What to produce =>
Examine the entries and show every line in which the word "image" is found.

Given entries =>
- - - - - - -

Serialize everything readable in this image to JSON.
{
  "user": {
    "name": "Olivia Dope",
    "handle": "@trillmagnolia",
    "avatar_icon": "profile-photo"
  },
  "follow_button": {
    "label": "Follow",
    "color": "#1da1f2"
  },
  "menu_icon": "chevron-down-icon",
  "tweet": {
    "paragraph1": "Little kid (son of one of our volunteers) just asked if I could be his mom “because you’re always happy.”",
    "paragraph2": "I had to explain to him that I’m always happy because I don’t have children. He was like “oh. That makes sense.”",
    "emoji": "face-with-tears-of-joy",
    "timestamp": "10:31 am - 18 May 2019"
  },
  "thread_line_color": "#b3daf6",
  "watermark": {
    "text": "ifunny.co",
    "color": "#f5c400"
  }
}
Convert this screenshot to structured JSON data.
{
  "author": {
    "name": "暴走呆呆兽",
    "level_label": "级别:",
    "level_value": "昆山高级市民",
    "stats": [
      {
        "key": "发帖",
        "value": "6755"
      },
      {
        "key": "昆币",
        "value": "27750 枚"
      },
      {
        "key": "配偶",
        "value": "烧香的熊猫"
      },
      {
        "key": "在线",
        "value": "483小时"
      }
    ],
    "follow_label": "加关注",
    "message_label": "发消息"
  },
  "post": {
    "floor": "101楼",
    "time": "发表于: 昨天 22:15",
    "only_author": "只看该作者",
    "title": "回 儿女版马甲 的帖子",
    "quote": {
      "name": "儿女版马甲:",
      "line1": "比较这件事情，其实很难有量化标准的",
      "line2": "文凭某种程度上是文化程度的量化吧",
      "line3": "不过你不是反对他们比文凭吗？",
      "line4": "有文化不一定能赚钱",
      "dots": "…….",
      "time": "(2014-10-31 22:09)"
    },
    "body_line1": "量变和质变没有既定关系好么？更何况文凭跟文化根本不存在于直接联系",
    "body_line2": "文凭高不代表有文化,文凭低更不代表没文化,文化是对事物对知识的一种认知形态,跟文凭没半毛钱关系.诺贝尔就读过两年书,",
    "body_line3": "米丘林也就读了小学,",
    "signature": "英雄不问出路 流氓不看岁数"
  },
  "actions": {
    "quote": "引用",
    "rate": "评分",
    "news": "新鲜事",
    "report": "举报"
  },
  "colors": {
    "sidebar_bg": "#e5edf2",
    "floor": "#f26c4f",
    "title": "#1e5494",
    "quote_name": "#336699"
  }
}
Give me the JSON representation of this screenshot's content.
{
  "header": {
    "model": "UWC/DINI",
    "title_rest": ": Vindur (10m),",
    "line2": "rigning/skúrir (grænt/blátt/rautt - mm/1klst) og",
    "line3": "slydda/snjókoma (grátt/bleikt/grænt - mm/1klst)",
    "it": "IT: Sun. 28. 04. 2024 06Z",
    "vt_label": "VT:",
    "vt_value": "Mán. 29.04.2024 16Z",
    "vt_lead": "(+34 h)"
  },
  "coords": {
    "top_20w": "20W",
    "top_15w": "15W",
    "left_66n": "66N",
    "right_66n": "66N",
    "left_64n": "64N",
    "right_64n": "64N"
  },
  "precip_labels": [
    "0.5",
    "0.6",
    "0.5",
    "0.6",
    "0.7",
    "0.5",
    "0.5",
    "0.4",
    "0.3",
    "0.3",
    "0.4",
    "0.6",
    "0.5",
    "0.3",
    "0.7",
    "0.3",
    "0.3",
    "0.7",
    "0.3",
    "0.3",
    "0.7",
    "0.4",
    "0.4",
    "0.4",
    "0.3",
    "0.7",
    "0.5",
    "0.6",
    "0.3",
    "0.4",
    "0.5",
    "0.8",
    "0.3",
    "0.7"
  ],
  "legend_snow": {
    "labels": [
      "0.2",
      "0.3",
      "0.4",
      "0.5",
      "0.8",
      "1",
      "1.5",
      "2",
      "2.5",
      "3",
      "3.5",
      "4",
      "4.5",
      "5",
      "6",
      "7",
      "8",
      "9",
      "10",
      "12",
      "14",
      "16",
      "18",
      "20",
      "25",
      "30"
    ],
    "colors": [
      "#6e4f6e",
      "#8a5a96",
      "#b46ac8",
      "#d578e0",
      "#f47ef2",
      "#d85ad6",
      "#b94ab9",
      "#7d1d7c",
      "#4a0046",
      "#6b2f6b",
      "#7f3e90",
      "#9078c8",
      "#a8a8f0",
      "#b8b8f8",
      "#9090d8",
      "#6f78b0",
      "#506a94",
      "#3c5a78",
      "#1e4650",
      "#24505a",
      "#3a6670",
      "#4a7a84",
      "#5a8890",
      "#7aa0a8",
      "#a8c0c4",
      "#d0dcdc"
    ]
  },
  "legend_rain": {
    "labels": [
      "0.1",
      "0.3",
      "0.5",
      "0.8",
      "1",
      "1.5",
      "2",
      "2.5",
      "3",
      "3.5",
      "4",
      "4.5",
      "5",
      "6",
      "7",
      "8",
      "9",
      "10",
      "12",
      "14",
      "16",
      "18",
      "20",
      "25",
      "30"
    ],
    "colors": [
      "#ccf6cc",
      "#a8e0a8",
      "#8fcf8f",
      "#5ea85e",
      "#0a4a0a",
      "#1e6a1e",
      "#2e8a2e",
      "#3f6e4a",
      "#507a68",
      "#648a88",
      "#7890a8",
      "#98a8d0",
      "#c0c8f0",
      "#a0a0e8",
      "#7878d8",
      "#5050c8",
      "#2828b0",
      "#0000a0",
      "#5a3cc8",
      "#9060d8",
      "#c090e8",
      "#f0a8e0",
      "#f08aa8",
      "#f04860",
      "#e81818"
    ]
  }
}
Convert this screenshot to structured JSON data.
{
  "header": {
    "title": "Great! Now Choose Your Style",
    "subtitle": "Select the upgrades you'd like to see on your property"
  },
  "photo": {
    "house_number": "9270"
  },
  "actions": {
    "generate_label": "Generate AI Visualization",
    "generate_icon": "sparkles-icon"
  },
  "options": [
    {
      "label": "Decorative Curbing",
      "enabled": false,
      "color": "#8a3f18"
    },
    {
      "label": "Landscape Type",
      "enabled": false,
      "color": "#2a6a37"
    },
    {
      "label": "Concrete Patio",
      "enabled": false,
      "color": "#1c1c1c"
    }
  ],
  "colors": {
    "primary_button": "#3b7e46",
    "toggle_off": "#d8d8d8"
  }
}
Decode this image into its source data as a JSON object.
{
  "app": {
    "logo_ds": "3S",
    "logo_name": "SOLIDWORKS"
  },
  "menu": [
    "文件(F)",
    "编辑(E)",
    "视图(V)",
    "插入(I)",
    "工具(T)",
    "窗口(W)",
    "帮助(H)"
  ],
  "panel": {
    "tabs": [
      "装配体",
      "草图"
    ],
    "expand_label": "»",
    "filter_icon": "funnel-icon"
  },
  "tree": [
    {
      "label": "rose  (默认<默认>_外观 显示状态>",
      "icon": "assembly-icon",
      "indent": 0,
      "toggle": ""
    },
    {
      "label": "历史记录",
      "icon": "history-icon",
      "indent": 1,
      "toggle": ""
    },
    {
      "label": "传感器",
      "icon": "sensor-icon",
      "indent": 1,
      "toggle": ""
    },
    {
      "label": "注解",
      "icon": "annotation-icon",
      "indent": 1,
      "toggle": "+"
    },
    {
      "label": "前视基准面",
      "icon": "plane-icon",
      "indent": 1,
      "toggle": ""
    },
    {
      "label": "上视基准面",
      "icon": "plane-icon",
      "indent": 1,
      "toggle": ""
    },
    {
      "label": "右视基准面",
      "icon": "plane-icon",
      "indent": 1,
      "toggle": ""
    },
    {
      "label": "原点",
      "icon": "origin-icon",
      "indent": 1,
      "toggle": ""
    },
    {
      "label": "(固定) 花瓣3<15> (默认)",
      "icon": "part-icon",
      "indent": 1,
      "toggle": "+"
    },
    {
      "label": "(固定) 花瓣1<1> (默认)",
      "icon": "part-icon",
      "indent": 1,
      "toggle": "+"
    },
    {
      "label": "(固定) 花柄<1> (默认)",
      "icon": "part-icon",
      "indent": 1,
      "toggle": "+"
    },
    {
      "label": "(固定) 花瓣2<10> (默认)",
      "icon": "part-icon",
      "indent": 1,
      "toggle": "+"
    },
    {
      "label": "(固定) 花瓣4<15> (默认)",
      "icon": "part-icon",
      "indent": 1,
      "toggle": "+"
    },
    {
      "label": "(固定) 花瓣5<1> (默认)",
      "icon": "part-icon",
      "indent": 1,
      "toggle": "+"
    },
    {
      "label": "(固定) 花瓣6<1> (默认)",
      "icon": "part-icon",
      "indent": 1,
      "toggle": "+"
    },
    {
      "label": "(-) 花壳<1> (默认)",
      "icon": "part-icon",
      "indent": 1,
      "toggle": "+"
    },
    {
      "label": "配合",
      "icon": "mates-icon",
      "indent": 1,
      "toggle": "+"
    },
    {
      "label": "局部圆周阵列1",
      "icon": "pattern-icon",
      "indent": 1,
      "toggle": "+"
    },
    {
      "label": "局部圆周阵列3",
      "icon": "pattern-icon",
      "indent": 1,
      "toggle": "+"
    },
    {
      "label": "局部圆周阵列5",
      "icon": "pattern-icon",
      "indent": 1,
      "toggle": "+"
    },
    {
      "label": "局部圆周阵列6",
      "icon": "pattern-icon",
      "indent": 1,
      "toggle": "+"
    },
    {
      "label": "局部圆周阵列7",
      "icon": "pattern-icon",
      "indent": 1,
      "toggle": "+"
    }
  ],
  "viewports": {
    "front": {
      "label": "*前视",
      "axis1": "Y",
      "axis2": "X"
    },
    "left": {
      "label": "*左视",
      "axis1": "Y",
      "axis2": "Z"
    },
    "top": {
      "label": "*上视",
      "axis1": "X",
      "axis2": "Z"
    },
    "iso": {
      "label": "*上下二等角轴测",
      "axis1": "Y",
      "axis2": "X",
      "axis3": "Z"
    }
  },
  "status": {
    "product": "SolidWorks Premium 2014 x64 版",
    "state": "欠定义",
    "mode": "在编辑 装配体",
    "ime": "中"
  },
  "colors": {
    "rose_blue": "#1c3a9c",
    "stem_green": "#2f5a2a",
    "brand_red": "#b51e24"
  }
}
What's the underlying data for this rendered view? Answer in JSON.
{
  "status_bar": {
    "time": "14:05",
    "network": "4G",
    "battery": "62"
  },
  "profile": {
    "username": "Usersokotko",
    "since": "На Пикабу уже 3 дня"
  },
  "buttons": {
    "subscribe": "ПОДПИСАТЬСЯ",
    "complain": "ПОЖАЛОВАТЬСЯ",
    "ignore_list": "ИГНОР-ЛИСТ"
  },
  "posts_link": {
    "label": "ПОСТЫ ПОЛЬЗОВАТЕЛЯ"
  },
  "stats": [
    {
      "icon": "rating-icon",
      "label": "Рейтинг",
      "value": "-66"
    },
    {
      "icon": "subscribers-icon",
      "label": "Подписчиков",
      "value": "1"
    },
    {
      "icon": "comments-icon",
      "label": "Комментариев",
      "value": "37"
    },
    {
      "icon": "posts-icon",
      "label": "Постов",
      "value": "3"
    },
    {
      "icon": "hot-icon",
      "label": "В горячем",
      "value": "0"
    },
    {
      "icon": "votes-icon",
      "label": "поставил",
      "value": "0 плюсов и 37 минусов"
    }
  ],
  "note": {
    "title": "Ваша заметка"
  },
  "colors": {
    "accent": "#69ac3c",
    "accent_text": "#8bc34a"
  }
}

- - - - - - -

Exercise solution =>
Serialize everything readable in this image to JSON.
Decode this image into its source data as a JSON object.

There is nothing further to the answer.